For Autism Awareness Month in April, Apple produced a video in which a young teen with autism uses an iPad that dictates what he types. Touching on-screen buttons, he expresses complex thoughts by assembling sentences from icons that represent words.
Speech-assistive technology like this, which used to be prohibitively expensive, is invaluable for the many children and adults with autism who have trouble learning words and grammar, don’t understand social rules during conversations, or struggle to spontaneously use spoken language. But the video has come under some scrutiny—not because of the new technology, but because of the human help he had using it.

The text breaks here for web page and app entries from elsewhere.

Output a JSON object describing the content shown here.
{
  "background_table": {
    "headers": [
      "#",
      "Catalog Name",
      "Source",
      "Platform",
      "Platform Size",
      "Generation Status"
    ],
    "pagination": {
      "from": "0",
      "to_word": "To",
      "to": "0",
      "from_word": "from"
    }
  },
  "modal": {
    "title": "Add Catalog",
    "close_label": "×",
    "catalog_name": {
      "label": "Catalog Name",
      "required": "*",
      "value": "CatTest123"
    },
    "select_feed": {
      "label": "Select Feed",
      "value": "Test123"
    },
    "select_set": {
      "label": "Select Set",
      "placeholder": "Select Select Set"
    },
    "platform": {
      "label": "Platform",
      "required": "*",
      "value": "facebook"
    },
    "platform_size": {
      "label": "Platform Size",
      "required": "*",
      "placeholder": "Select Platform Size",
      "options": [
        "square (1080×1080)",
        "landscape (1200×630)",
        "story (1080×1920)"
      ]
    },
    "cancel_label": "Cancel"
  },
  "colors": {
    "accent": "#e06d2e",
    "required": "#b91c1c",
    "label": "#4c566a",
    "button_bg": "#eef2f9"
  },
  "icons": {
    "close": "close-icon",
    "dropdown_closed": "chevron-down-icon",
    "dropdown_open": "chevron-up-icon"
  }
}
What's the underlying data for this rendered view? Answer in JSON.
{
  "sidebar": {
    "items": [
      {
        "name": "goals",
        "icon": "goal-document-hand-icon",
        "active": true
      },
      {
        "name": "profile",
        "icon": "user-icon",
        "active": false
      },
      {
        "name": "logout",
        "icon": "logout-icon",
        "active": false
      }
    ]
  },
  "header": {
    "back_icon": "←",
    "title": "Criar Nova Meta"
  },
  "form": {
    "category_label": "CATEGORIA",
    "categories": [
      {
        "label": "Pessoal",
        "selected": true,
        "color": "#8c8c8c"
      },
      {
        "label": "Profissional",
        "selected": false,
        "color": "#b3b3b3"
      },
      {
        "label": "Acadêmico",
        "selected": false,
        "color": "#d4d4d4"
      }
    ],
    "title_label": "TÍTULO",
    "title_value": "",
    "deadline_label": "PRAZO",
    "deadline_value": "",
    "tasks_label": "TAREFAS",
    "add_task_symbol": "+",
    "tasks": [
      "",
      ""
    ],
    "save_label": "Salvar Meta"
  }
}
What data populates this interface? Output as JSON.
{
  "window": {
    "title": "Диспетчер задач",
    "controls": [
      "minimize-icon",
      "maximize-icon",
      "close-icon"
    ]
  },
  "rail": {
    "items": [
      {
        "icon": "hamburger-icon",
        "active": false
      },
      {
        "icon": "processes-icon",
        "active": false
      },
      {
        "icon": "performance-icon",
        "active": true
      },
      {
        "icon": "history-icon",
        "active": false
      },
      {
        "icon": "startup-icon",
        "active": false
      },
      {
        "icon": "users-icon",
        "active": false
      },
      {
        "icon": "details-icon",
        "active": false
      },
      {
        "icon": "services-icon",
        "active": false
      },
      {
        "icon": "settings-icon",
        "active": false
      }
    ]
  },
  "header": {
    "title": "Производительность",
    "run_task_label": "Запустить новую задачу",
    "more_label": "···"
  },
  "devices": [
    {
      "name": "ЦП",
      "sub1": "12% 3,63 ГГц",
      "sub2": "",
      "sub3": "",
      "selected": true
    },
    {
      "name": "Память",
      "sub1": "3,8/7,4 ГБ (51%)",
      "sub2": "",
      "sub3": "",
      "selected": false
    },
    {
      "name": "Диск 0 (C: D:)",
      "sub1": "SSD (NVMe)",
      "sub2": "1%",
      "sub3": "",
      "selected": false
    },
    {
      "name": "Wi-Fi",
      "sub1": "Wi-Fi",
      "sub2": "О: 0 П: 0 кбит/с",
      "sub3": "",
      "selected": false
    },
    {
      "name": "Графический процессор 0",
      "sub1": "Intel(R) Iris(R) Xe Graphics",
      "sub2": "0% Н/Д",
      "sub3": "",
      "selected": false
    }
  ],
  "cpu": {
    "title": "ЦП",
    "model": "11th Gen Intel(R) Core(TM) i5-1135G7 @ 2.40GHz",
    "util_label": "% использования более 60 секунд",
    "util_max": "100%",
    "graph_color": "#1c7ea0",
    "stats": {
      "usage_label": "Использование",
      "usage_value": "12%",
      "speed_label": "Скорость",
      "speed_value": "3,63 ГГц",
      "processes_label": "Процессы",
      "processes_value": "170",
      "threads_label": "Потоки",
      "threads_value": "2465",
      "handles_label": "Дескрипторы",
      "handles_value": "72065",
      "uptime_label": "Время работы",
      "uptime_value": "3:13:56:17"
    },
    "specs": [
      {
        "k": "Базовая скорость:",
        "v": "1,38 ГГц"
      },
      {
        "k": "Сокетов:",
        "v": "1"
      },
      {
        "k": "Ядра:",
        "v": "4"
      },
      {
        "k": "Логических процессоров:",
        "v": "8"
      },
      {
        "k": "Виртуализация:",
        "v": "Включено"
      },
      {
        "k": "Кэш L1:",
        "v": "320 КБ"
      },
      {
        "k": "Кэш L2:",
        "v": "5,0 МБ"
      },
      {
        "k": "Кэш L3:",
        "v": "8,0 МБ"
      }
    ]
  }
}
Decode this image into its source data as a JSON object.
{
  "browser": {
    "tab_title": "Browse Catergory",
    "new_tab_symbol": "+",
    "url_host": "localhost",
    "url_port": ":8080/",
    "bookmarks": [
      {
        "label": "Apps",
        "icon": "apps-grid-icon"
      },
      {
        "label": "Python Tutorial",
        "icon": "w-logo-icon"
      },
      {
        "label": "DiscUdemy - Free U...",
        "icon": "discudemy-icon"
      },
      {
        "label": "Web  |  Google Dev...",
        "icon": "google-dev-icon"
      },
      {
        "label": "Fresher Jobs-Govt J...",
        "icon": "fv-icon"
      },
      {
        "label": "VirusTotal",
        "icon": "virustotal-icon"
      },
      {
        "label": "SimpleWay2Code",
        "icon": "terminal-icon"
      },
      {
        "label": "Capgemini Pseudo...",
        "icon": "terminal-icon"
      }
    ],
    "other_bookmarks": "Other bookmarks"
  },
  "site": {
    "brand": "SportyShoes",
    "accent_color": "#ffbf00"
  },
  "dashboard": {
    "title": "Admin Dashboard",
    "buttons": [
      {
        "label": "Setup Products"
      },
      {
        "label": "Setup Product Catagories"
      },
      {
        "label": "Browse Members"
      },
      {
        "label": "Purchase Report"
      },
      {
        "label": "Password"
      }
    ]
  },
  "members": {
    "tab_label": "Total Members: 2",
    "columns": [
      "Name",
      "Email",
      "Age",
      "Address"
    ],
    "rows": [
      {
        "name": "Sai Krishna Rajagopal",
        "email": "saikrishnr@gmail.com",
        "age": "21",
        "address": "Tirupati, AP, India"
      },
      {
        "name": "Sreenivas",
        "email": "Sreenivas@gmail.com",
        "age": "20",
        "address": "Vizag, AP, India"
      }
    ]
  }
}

In one brief sequence, the boy is shown typing into a device held by a woman, his“communication partner,” who gently pushes the keyboard back against his finger as he types. This pressure, which allegedly helps him to organize his sensory system and motor planning, is a hallmark of Rapid Prompting Method (RPM), what some experts argue is a form of “facilitated communication”—a technique that persists in spite of overwhelming evidence that discredits it.